Interface dataset entries:
──────────

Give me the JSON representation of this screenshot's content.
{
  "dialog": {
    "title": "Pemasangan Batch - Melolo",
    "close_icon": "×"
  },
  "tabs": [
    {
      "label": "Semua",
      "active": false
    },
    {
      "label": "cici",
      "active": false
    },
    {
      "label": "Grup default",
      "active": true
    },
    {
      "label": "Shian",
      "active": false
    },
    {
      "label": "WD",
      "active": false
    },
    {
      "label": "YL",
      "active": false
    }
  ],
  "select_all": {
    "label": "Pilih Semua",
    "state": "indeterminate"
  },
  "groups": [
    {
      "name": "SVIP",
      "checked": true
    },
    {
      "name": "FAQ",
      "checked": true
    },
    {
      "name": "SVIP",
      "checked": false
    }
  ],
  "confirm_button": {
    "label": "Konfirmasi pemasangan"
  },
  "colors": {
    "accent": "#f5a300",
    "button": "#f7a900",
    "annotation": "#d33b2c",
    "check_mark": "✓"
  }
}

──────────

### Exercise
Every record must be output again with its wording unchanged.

### Answer section
Give me the JSON representation of this screenshot's content.
{
  "dialog": {
    "title": "Pemasangan Batch - Melolo",
    "close_icon": "×"
  },
  "tabs": [
    {
      "label": "Semua",
      "active": false
    },
    {
      "label": "cici",
      "active": false
    },
    {
      "label": "Grup default",
      "active": true
    },
    {
      "label": "Shian",
      "active": false
    },
    {
      "label": "WD",
      "active": false
    },
    {
      "label": "YL",
      "active": false
    }
  ],
  "select_all": {
    "label": "Pilih Semua",
    "state": "indeterminate"
  },
  "groups": [
    {
      "name": "SVIP",
      "checked": true
    },
    {
      "name": "FAQ",
      "checked": true
    },
    {
      "name": "SVIP",
      "checked": false
    }
  ],
  "confirm_button": {
    "label": "Konfirmasi pemasangan"
  },
  "colors": {
    "accent": "#f5a300",
    "button": "#f7a900",
    "annotation": "#d33b2c",
    "check_mark": "✓"
  }
}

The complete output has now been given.